Why your home loan might cost more even if the RBA doesn't hike rates
The cash rate is unlikely to increase this year, but that doesn't mean your low home loan interest rate is guaranteed to stay put.
According to the 39 economists who took part in April's Finder RBA Cash Rate Survey, Australia's cash rate will stay at 0.10% for the foreseeable future. For homeowners and potential buyers, this should be good news. As home loan rates usually rise and fall with the cash rate, a low cash rate should ensure ongoing low interest rates for homeowners.
However, history tells us that in an extended period with a static rate, banks tend to do their own thing - including pushing up interest rates.
The cash rate determines the fee that your bank pays to the Australian central bank for borrowing money. A high cash rate means that borrowing is expensive - banks become more reliant on the cash in their vaults and charge consumers a higher rate to lend it out.
A low cash rate has the opposite effect - with banks able to access loans cheaply, they are able to pass those savings on to their customers. Competition between the banks ensures there is ample market pressure for the banks to promptly follow the cash rate.
However, a bank's cost of doing business can change even if the cash rate doesn't move. While banks would normally factor the extra costs of doing business into their interest rate cuts - reducing their rate by a little less than an RBA cash rate cut to compensate for increased costs, for example - an extended period of cash rate stagnation means there are no opportunities for banks to adjust rates in response to the RBA.
In this situation, they often decide to move their home loan rates independently. This is called an out-of-cycle rate hike - and they are not uncommon.
For 34 months between August 2016 and May 2019, Australia's cash rate sat unchanged at 1.50%. Over this same period Australian banks changed their interest rates seven times, according to Reserve Bank data. Five of those moves were rate increases.
The RBA's data covers registered financial institutions which, according to APRA, have $6 billion or more on their housing loan books. This threshold captures 95% of the total home loan market.
The data shows that the average variable rate across Australian banks was 5.26% at the beginning of this period, rose to 5.29% by May 2017 and then fell to 5.22% two months later. It remained at this lower rate for 15 months before a series of increases between September 2018 and January 2019 resulted in a new average rate of 5.37%.

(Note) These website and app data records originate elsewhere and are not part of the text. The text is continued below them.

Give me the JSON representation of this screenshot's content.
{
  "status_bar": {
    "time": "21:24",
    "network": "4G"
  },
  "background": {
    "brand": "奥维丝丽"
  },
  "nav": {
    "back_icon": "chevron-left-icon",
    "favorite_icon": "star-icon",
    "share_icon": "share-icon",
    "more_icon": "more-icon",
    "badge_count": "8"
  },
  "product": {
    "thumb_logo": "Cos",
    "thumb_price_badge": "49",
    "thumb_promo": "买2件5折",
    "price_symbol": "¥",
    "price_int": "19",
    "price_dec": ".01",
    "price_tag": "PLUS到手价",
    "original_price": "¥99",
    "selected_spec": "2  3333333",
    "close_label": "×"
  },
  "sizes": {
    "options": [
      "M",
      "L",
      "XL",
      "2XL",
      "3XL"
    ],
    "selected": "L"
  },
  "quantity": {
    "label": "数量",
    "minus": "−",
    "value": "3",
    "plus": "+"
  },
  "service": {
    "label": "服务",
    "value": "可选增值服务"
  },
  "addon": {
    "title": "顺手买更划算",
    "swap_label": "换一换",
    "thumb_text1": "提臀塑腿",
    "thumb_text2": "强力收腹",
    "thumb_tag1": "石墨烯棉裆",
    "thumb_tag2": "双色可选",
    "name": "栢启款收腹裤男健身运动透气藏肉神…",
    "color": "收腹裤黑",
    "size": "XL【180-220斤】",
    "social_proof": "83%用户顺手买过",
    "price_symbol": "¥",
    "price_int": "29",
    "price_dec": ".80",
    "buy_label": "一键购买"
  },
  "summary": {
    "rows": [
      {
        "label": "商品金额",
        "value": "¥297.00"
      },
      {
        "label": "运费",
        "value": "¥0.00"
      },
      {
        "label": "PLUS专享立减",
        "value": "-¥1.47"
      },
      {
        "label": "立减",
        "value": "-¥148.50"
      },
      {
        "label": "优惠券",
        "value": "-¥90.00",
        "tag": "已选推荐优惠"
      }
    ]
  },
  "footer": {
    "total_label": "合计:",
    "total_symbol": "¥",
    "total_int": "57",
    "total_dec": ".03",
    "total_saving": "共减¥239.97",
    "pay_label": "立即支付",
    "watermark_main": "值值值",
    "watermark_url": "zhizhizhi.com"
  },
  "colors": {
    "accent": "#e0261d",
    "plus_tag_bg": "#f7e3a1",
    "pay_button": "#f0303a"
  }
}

While these are not huge movements, they can still impact the cost of your loan. With the average Sydney home at the start of this period costing around $900,000, a rate increase from 5.26% to 5.37% would cost the average purchaser an extra $590 annually, presuming they paid a 20% deposit.
Therefore even if the RBA decides to leave the cash rate at 0.10% until the end of 2022, as predicted by the majority of economists in our survey, this does not mean your home loan repayments will stay the same.
While we saw moderate variable rate movements during the last period of stagnation, the next few months will be a very unpredictable time for the Australian and world economies. With vaccination program rollouts slowing in many countries and international travel likely to remain restricted for the foreseeable future, the cost of doing business for the banks may fluctuate. This could lead to more dramatic out-of-cycle rate changes than we have seen before.
The lesson here for potential first-time buyers is - don't set your budget based on today's rates remaining in place. For both current and potential homeowners, these numbers emphasise the importance of shopping around and reducing the interest rate you are currently paying. After all, future rises can be absorbed if you move to a lower rate now.
While the housing market is surging in favour of sellers, the low interest rates and increased competition between banks for owner-occupier business is resulting in very good value out there for homeowners and potential buyers - or at least those who are willing to do a little work to find it.